As I crossed the line, I was overwhelmed with emotion. 126 days of training, time, grit, sweat, sacrifice, subzero temps, and some tears, it all came to a beautiful finale.  I carried my jello legs, numb fingers, and happy heart to the pack of volunteers that were handing out finishing medals to the racers.   As one of the volunteers placed the medal around my neck, I happily embraced her. There I was, crying in the arms of a complete stranger, yet it somehow felt like home.  It's what I needed after 3 1/2 hours of cold, wet joy. 

I somehow managed to find my hotel over a mile away after a few stops asking Boston police for directions.  The only thing that kept me focused and moving was the thought of a hot bath and melting into warm bed covers.  To my surprise, I was met by a round of applause in the hotel lobby. A full staff greeted me with a warm towel, hot cider, and more hugs.  The tears streamed down my face. I felt so loved. This is why Boston is so amazing.  They embrace their runners and treat them like family. 

I'm sure many question why I run and maybe even some that would call it a selfish act to take away time from family, social events, etc.  I too struggle with this. Waves of guilt hit me every now and then, but deep down I know that self-care is critical.  When I take out a few moments each day for myself, I’m giving myself permission to be my best self. I come home with a clear head. I am mentally present for my family.  I am able to let go of the work stressors. 

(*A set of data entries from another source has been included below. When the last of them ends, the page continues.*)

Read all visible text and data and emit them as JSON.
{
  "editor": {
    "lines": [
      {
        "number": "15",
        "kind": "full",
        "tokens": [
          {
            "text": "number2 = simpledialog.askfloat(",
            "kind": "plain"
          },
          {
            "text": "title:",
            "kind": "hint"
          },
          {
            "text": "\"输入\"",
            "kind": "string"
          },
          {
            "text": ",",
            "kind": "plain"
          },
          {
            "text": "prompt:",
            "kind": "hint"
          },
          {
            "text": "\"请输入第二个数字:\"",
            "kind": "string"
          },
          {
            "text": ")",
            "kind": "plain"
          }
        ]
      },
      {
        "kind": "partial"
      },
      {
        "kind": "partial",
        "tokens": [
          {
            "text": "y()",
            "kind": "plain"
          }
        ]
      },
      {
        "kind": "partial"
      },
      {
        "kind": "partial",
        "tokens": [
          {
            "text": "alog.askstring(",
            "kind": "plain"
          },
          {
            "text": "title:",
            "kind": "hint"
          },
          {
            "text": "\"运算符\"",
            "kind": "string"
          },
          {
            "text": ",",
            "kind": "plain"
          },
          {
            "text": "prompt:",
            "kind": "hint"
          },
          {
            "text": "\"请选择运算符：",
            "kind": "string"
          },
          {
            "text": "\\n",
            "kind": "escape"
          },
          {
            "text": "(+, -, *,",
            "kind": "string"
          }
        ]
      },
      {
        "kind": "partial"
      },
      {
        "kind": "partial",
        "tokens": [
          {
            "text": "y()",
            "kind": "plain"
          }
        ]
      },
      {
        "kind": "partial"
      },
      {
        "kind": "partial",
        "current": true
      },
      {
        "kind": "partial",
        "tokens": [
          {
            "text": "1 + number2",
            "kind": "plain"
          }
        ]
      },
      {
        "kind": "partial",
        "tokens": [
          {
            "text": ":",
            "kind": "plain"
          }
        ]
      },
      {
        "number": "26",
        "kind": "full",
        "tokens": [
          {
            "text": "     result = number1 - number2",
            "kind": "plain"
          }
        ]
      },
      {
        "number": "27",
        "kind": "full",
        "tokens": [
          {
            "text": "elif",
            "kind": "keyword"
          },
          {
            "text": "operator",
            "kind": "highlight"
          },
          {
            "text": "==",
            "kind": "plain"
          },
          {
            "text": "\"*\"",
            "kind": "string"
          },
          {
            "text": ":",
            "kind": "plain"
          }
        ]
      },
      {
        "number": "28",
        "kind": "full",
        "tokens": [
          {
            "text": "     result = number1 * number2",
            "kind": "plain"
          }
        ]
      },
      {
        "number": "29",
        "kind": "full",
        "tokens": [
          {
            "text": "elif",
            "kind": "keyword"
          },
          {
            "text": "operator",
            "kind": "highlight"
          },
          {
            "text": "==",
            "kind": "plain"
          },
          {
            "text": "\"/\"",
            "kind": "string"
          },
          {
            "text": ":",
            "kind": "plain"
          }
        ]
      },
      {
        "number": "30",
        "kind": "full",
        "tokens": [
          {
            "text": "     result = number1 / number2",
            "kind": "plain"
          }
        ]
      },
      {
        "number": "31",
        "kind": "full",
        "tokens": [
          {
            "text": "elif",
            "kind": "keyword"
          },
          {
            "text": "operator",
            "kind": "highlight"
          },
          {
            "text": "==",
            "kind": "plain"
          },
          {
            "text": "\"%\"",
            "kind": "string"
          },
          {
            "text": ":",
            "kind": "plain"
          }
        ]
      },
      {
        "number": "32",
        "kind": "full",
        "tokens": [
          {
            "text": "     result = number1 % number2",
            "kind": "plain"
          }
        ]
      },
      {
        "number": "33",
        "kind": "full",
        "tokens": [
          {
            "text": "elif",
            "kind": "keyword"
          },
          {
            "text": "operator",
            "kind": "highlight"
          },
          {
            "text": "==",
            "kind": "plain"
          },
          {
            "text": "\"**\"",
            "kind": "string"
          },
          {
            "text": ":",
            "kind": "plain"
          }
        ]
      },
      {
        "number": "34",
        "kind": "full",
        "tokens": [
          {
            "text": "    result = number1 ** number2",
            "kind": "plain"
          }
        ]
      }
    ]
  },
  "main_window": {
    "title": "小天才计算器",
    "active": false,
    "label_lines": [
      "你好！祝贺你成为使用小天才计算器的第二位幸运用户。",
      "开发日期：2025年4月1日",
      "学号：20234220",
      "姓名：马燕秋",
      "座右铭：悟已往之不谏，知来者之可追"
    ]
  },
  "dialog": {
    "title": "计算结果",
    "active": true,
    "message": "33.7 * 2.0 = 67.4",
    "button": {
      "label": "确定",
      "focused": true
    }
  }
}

Whatever it may be, everybody needs that something to fill their cup and recharge their battery.

My advice? Surround yourself with a community that supports and encourages self-care.  Lean into those that will wrap loving arms around you when you need it most and will be your biggest cheerleader when you lose sight of your goals. Make time for whatever sparks your inner fire. Invest in yourself.

Embrace tomorrow's unknowns, because sometimes the unexpected can turn out to be our greatest joys, best stories, and most memorable moments. 




Michelle Faith

is Mom to sweet Lily. In 2016, Lily ran

Boston with Mom. Lily even beat Mom by

a hair. Michelle is a Community Based

Mental Health Supervisor.


Michelle wraps up her third Boston Marathon in 3:29 in 35 degree weather and 30 mph headwinds.



trying to

hold it together,

already wet and cold

 as she headed to

the starting line.



All along the route, Michelle was inspired by symbols of peace, strength, and solidarity.


Michelle’s mom,


unable to attend the race, made a sign at home and s

ent a picture to Michelle

for support.

Lynette is famous

for her cow-bell ringing at the races. She proudly rang her

bell from home!


Not exactly tank-top weather.

Michelle often runs with her sister-in-law, Jess Feda. Because they couldn’t run in these tanks, they had to snag a photo before the race.